[Records excerpted from a collection]
Start of Block

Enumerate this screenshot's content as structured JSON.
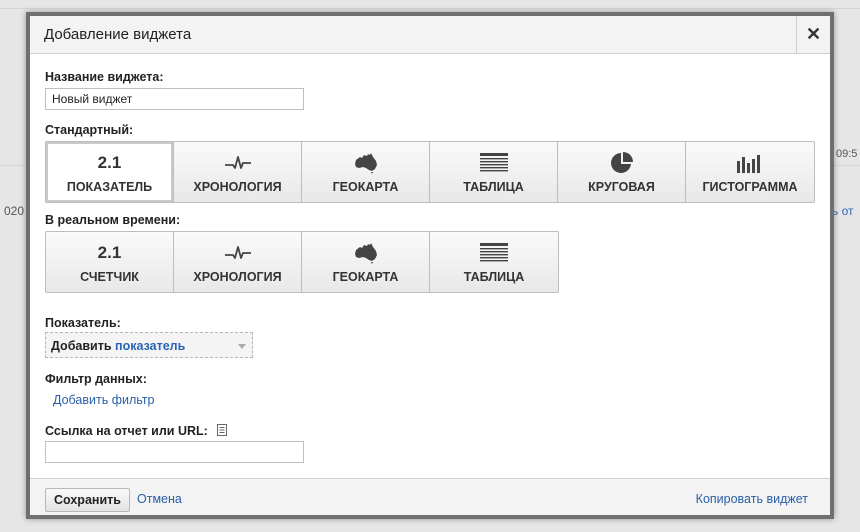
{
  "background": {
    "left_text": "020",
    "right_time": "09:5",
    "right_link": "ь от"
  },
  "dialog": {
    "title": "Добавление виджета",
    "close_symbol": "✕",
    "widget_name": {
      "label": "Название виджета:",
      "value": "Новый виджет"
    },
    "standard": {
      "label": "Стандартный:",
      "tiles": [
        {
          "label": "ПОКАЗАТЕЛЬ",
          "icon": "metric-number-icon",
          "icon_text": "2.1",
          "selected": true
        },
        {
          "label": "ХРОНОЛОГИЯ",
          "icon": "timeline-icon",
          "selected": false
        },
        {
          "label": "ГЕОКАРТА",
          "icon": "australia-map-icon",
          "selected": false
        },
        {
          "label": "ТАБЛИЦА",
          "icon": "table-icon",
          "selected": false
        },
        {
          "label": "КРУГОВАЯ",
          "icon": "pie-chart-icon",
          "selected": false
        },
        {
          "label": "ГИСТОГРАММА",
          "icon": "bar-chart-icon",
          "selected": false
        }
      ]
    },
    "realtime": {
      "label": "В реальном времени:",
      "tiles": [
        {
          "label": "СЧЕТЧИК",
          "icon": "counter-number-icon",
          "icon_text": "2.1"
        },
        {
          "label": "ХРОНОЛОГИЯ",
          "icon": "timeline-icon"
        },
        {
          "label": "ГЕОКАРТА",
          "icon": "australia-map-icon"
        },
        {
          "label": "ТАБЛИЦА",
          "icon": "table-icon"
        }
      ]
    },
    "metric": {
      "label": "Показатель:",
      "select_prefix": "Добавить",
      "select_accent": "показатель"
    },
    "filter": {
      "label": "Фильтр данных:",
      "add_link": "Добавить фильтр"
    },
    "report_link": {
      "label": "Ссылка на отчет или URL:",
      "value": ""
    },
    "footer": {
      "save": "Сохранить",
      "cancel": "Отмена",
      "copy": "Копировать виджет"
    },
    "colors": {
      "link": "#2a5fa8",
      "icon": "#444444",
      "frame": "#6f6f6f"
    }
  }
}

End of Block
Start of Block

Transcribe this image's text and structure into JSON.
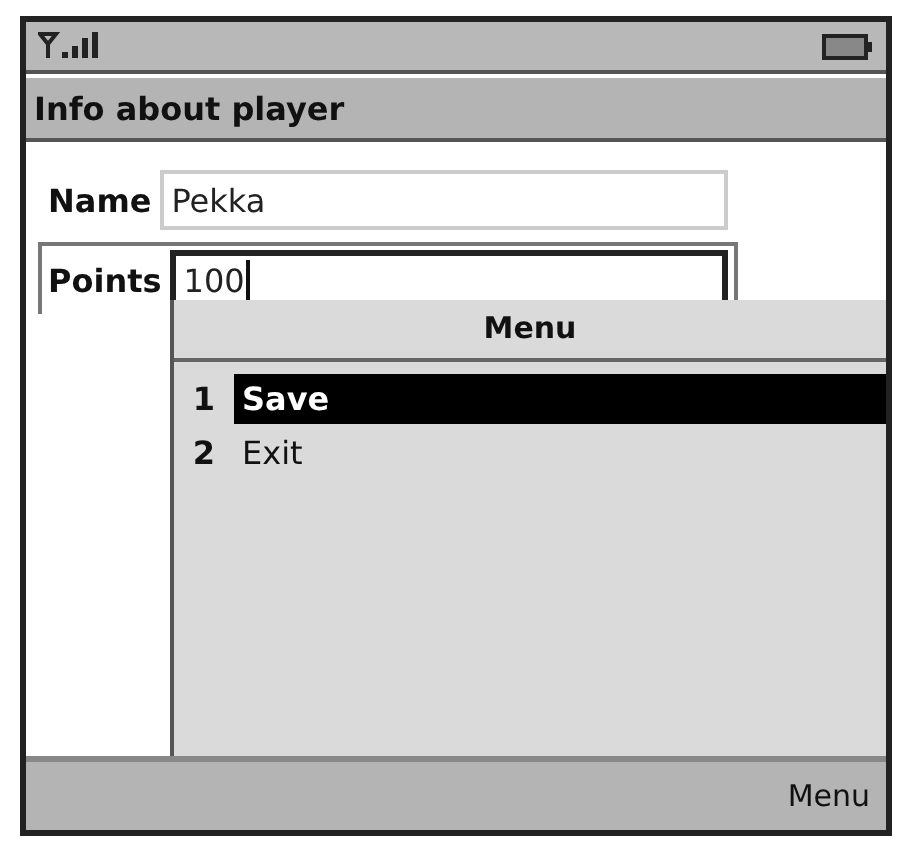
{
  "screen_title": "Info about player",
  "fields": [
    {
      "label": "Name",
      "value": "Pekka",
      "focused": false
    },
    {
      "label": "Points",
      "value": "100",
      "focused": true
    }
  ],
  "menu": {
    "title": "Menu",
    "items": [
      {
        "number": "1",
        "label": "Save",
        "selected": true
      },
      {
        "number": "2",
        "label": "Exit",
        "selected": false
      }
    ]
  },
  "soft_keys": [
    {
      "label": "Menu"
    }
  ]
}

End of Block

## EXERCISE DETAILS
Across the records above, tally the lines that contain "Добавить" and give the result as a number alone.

## REPLY TO THE EXERCISE
2